What is expected: Reproduce each record exactly.

Excerpted data:

^^^^^^^^^^^^^^^^

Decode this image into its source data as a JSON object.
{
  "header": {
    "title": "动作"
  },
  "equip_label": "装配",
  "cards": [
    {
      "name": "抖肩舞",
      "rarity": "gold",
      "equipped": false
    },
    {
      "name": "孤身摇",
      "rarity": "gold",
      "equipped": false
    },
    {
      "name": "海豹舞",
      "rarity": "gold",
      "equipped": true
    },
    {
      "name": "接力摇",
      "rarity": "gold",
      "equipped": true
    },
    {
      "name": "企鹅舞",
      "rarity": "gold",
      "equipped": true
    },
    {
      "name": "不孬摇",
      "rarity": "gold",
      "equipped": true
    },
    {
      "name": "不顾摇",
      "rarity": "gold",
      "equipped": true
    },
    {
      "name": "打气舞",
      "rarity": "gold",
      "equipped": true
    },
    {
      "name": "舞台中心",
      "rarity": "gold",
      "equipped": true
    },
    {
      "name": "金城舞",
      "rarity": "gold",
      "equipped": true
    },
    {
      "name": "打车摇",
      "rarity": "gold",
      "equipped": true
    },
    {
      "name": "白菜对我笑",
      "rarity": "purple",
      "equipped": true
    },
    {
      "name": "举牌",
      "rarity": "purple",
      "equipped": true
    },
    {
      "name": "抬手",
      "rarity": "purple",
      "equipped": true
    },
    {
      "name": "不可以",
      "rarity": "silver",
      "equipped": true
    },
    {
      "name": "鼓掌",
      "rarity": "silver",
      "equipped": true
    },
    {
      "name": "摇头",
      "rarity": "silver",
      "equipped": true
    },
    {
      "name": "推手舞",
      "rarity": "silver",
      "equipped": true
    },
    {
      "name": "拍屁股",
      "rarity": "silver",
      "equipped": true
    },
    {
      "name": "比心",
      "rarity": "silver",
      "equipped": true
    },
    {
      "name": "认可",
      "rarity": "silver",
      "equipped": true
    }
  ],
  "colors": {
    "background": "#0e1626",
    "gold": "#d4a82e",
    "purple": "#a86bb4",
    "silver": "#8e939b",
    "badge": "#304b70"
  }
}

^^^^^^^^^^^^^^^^

Task output:
Decode this image into its source data as a JSON object.
{
  "header": {
    "title": "动作"
  },
  "equip_label": "装配",
  "cards": [
    {
      "name": "抖肩舞",
      "rarity": "gold",
      "equipped": false
    },
    {
      "name": "孤身摇",
      "rarity": "gold",
      "equipped": false
    },
    {
      "name": "海豹舞",
      "rarity": "gold",
      "equipped": true
    },
    {
      "name": "接力摇",
      "rarity": "gold",
      "equipped": true
    },
    {
      "name": "企鹅舞",
      "rarity": "gold",
      "equipped": true
    },
    {
      "name": "不孬摇",
      "rarity": "gold",
      "equipped": true
    },
    {
      "name": "不顾摇",
      "rarity": "gold",
      "equipped": true
    },
    {
      "name": "打气舞",
      "rarity": "gold",
      "equipped": true
    },
    {
      "name": "舞台中心",
      "rarity": "gold",
      "equipped": true
    },
    {
      "name": "金城舞",
      "rarity": "gold",
      "equipped": true
    },
    {
      "name": "打车摇",
      "rarity": "gold",
      "equipped": true
    },
    {
      "name": "白菜对我笑",
      "rarity": "purple",
      "equipped": true
    },
    {
      "name": "举牌",
      "rarity": "purple",
      "equipped": true
    },
    {
      "name": "抬手",
      "rarity": "purple",
      "equipped": true
    },
    {
      "name": "不可以",
      "rarity": "silver",
      "equipped": true
    },
    {
      "name": "鼓掌",
      "rarity": "silver",
      "equipped": true
    },
    {
      "name": "摇头",
      "rarity": "silver",
      "equipped": true
    },
    {
      "name": "推手舞",
      "rarity": "silver",
      "equipped": true
    },
    {
      "name": "拍屁股",
      "rarity": "silver",
      "equipped": true
    },
    {
      "name": "比心",
      "rarity": "silver",
      "equipped": true
    },
    {
      "name": "认可",
      "rarity": "silver",
      "equipped": true
    }
  ],
  "colors": {
    "background": "#0e1626",
    "gold": "#d4a82e",
    "purple": "#a86bb4",
    "silver": "#8e939b",
    "badge": "#304b70"
  }
}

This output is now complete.